▶ Records for this exercise
☆ ☆ ☆ ☆ ☆

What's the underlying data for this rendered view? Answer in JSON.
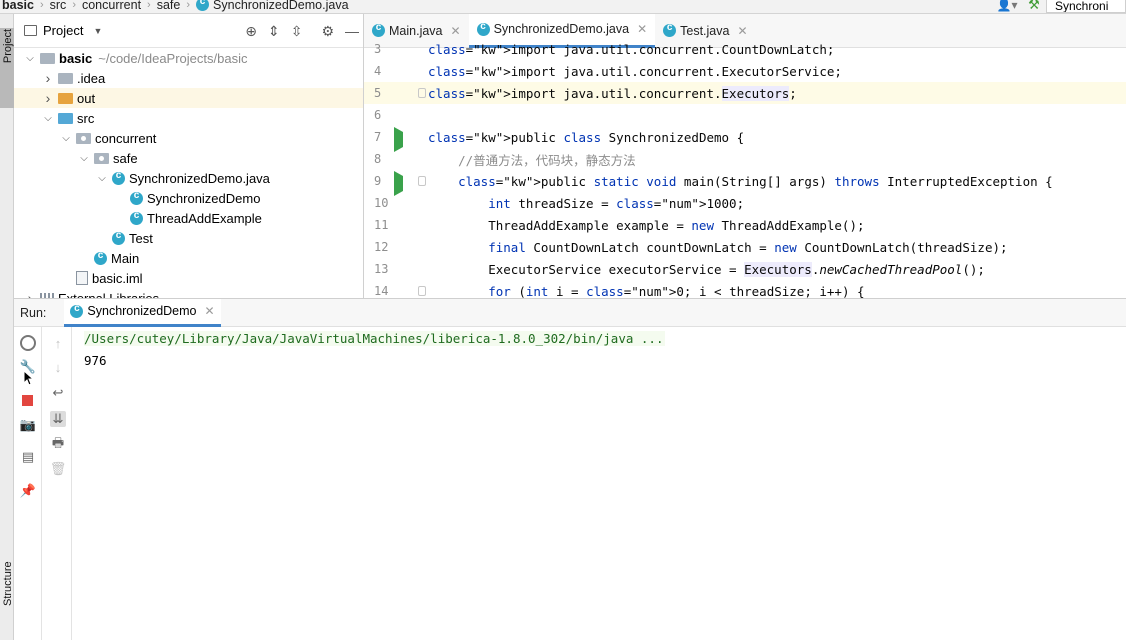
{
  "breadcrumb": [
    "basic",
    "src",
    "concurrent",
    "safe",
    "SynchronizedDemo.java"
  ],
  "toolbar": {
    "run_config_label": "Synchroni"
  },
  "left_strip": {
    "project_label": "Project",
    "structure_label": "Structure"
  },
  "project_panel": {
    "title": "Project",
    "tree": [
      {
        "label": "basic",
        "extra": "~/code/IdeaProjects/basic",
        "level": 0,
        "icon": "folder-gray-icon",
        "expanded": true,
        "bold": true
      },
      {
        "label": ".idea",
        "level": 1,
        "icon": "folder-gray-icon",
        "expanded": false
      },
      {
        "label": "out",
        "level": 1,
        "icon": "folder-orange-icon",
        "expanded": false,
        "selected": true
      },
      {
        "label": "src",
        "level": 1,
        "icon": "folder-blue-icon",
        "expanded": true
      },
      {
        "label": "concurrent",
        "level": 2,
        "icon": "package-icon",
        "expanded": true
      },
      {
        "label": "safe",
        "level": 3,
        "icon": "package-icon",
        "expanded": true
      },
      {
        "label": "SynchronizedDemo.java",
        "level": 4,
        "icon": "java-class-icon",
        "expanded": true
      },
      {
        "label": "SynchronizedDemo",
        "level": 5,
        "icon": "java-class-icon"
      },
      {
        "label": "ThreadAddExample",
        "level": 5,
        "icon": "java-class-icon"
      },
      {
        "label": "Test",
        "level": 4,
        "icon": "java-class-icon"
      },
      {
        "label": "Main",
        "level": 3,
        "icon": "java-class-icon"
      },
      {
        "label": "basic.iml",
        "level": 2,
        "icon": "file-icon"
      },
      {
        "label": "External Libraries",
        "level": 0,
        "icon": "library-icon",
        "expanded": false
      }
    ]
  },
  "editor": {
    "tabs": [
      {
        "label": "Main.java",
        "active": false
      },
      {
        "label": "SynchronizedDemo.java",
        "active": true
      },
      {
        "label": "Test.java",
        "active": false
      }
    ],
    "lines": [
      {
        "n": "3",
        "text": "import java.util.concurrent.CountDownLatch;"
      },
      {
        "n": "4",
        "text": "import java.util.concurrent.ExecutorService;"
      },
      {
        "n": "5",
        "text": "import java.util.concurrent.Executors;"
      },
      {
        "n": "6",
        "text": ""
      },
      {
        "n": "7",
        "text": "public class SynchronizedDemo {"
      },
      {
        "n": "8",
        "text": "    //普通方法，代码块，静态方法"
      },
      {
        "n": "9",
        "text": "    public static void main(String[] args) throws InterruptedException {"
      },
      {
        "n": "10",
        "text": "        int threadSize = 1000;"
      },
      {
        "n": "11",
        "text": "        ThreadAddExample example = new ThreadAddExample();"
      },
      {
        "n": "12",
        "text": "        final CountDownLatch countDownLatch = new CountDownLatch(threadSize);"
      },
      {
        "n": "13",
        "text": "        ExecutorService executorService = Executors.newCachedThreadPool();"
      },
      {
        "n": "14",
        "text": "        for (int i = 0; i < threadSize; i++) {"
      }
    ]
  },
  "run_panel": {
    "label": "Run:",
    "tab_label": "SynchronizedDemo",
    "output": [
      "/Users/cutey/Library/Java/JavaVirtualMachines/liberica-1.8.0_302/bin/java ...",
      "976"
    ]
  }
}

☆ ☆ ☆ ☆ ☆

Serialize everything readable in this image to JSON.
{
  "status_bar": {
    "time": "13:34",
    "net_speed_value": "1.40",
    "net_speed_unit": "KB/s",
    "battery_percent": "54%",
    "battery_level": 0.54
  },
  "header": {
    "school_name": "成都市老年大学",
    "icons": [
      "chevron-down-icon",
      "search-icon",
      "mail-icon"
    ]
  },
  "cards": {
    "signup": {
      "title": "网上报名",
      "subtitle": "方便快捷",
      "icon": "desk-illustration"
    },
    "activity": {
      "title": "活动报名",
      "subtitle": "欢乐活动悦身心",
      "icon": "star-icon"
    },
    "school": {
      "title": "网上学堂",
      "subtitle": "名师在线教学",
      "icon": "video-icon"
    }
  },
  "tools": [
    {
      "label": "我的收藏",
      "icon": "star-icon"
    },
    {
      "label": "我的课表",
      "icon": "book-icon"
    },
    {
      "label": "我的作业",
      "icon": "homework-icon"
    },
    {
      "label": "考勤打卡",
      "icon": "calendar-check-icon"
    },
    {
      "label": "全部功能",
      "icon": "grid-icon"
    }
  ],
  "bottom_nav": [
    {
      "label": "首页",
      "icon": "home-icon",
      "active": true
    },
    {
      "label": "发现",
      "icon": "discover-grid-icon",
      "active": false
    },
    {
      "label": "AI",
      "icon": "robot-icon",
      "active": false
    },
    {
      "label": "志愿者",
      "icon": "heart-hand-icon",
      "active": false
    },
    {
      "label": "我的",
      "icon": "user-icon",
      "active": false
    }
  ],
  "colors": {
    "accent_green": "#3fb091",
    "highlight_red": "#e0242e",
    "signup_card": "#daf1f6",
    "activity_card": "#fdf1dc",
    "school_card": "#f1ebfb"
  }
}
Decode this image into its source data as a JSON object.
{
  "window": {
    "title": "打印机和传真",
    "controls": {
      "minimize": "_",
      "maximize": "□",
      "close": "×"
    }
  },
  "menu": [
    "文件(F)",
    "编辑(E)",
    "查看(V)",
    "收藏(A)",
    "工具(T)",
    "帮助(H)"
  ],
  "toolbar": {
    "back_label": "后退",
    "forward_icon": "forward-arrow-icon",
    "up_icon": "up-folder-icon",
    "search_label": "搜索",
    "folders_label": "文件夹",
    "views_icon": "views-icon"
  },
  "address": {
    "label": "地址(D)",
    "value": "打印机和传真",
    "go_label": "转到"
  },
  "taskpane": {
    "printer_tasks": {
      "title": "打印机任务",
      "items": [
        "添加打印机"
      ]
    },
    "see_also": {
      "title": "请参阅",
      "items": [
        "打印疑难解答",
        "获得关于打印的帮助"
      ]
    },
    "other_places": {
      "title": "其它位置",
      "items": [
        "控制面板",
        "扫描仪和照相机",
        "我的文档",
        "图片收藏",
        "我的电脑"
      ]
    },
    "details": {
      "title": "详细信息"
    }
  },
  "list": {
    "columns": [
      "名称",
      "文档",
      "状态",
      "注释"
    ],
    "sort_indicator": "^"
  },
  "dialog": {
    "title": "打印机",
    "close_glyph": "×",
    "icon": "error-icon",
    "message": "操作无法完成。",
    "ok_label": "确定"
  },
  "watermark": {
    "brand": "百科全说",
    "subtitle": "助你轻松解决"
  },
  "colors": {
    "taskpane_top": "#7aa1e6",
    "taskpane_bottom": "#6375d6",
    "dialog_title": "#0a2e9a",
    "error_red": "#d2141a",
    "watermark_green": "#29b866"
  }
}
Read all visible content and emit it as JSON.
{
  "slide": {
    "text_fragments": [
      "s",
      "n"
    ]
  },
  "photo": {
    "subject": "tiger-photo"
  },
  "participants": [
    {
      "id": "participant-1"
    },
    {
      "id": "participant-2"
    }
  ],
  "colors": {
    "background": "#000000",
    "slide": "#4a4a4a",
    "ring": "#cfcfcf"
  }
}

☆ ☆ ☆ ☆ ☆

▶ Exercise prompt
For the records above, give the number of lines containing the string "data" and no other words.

▶ Finished exercise
2